### Try it
Where a record contains a picture, omit it; otherwise reproduce the listing exactly.

### Stored data
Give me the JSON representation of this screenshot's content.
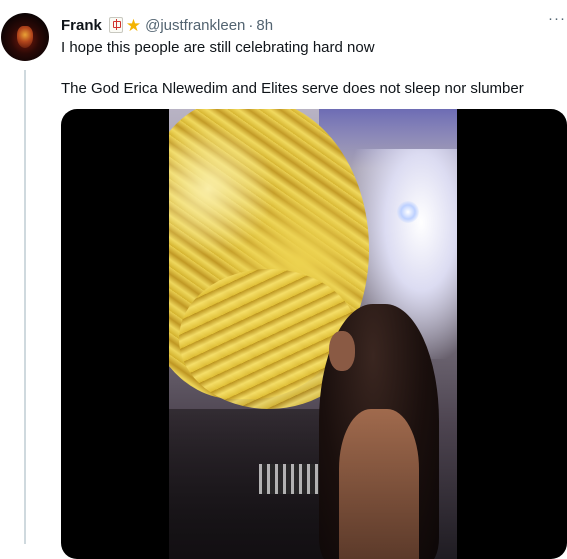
{
  "tweet": {
    "author": {
      "display_name": "Frank",
      "badges": [
        "mahjong-tile-emoji",
        "star-emoji"
      ],
      "handle": "@justfrankleen",
      "separator": "·",
      "time": "8h"
    },
    "more_menu": "···",
    "lines": [
      "I hope this people are still celebrating hard now",
      "The God Erica Nlewedim and Elites serve does not sleep nor slumber"
    ],
    "media": {
      "type": "video"
    }
  },
  "colors": {
    "text": "#0f1419",
    "secondary": "#536471",
    "thread_line": "#cfd9de",
    "star": "#f4b400",
    "media_bg": "#000000"
  }
}
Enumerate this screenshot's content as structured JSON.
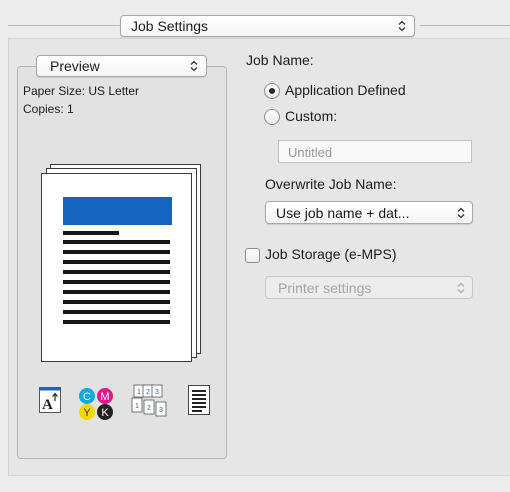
{
  "header": {
    "panel_select": "Job Settings"
  },
  "preview": {
    "mode_select": "Preview",
    "paper_size_label": "Paper Size: US Letter",
    "copies_label": "Copies: 1"
  },
  "icons": {
    "orientation": "orientation-icon",
    "color": "cmyk-color-icon",
    "collate": "collate-pages-icon",
    "document": "document-icon"
  },
  "cmyk_letters": {
    "c": "C",
    "m": "M",
    "y": "Y",
    "k": "K"
  },
  "collate_digits": {
    "a": "1",
    "b": "2",
    "c": "3"
  },
  "job": {
    "name_label": "Job Name:",
    "option_app": "Application Defined",
    "option_custom": "Custom:",
    "custom_placeholder": "Untitled",
    "selected_option": "Application Defined",
    "overwrite_label": "Overwrite Job Name:",
    "overwrite_select": "Use job name + dat...",
    "storage_label": "Job Storage (e-MPS)",
    "storage_checked": false,
    "storage_select": "Printer settings"
  },
  "colors": {
    "accent_blue": "#1565c0",
    "cyan": "#13a8e0",
    "magenta": "#e0198c",
    "yellow": "#f6d800",
    "black": "#222222"
  }
}
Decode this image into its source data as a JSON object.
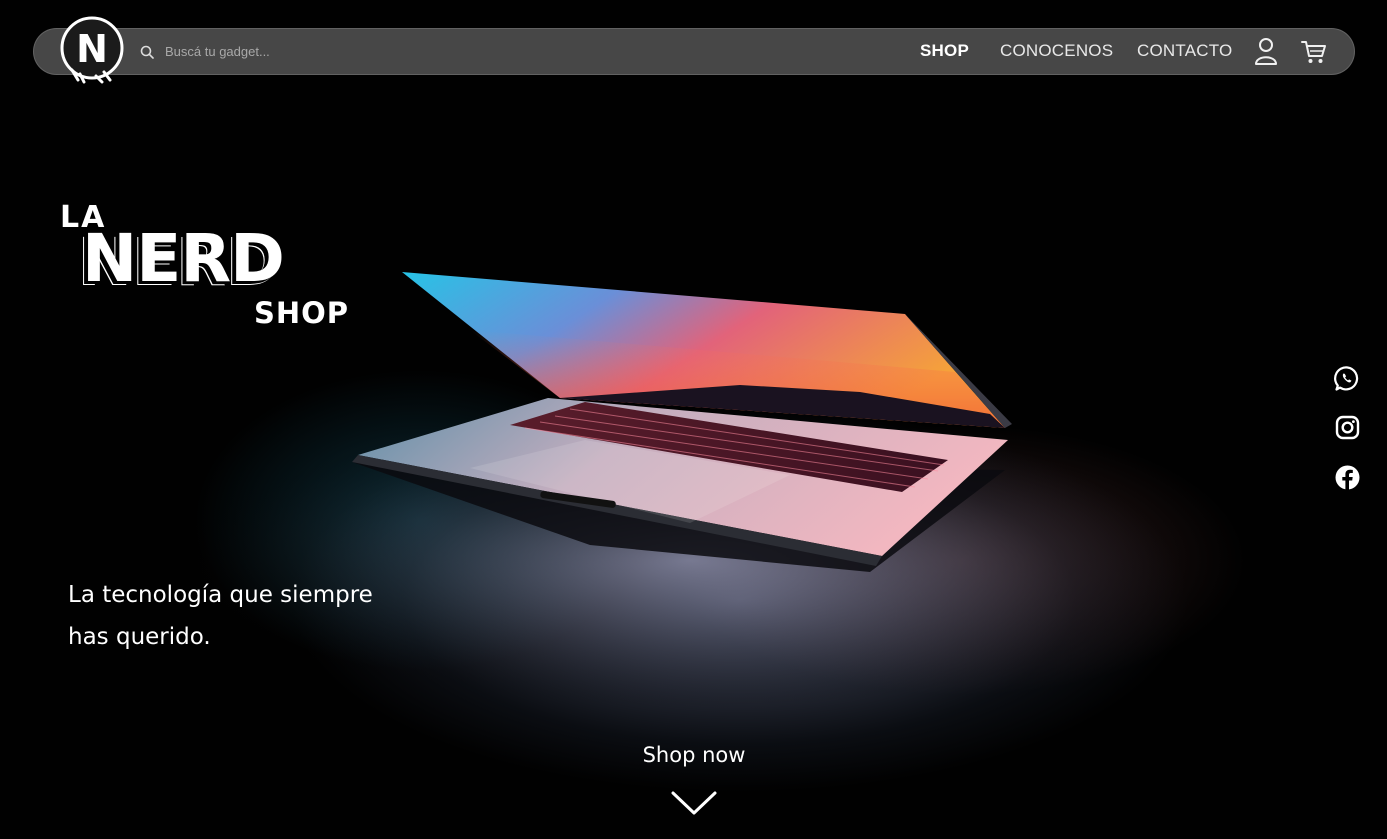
{
  "header": {
    "logo_letter": "N",
    "search": {
      "placeholder": "Buscá tu gadget...",
      "value": ""
    },
    "nav": [
      {
        "label": "SHOP",
        "active": true
      },
      {
        "label": "CONOCENOS",
        "active": false
      },
      {
        "label": "CONTACTO",
        "active": false
      }
    ],
    "icons": [
      "user-icon",
      "cart-icon"
    ]
  },
  "brand": {
    "line1": "LA",
    "line2": "NERD",
    "line3": "SHOP"
  },
  "hero": {
    "tagline_line1": "La tecnología que siempre",
    "tagline_line2": "has querido.",
    "cta_label": "Shop now",
    "cta_icon": "chevron-down-icon"
  },
  "social": [
    "whatsapp-icon",
    "instagram-icon",
    "facebook-icon"
  ],
  "colors": {
    "background": "#010101",
    "navbar": "#737373",
    "text": "#ffffff"
  }
}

### Answer box
Give me the JSON representation of this screenshot's content.
{
  "tweet": {
    "author": {
      "display_name": "Frank",
      "badges": [
        "mahjong-tile-emoji",
        "star-emoji"
      ],
      "handle": "@justfrankleen",
      "separator": "·",
      "time": "8h"
    },
    "more_menu": "···",
    "lines": [
      "I hope this people are still celebrating hard now",
      "The God Erica Nlewedim and Elites serve does not sleep nor slumber"
    ],
    "media": {
      "type": "video"
    }
  },
  "colors": {
    "text": "#0f1419",
    "secondary": "#536471",
    "thread_line": "#cfd9de",
    "star": "#f4b400",
    "media_bg": "#000000"
  }
}
Enumerate this screenshot's content as structured JSON.
{
  "header": {
    "panel_select": "Job Settings"
  },
  "preview": {
    "mode_select": "Preview",
    "paper_size_label": "Paper Size: US Letter",
    "copies_label": "Copies: 1"
  },
  "icons": {
    "orientation": "orientation-icon",
    "color": "cmyk-color-icon",
    "collate": "collate-pages-icon",
    "document": "document-icon"
  },
  "cmyk_letters": {
    "c": "C",
    "m": "M",
    "y": "Y",
    "k": "K"
  },
  "collate_digits": {
    "a": "1",
    "b": "2",
    "c": "3"
  },
  "job": {
    "name_label": "Job Name:",
    "option_app": "Application Defined",
    "option_custom": "Custom:",
    "custom_placeholder": "Untitled",
    "selected_option": "Application Defined",
    "overwrite_label": "Overwrite Job Name:",
    "overwrite_select": "Use job name + dat...",
    "storage_label": "Job Storage (e-MPS)",
    "storage_checked": false,
    "storage_select": "Printer settings"
  },
  "colors": {
    "accent_blue": "#1565c0",
    "cyan": "#13a8e0",
    "magenta": "#e0198c",
    "yellow": "#f6d800",
    "black": "#222222"
  }
}
Decode this image into its source data as a JSON object.
{
  "header": {
    "logo_letter": "N",
    "search": {
      "placeholder": "Buscá tu gadget...",
      "value": ""
    },
    "nav": [
      {
        "label": "SHOP",
        "active": true
      },
      {
        "label": "CONOCENOS",
        "active": false
      },
      {
        "label": "CONTACTO",
        "active": false
      }
    ],
    "icons": [
      "user-icon",
      "cart-icon"
    ]
  },
  "brand": {
    "line1": "LA",
    "line2": "NERD",
    "line3": "SHOP"
  },
  "hero": {
    "tagline_line1": "La tecnología que siempre",
    "tagline_line2": "has querido.",
    "cta_label": "Shop now",
    "cta_icon": "chevron-down-icon"
  },
  "social": [
    "whatsapp-icon",
    "instagram-icon",
    "facebook-icon"
  ],
  "colors": {
    "background": "#010101",
    "navbar": "#737373",
    "text": "#ffffff"
  }
}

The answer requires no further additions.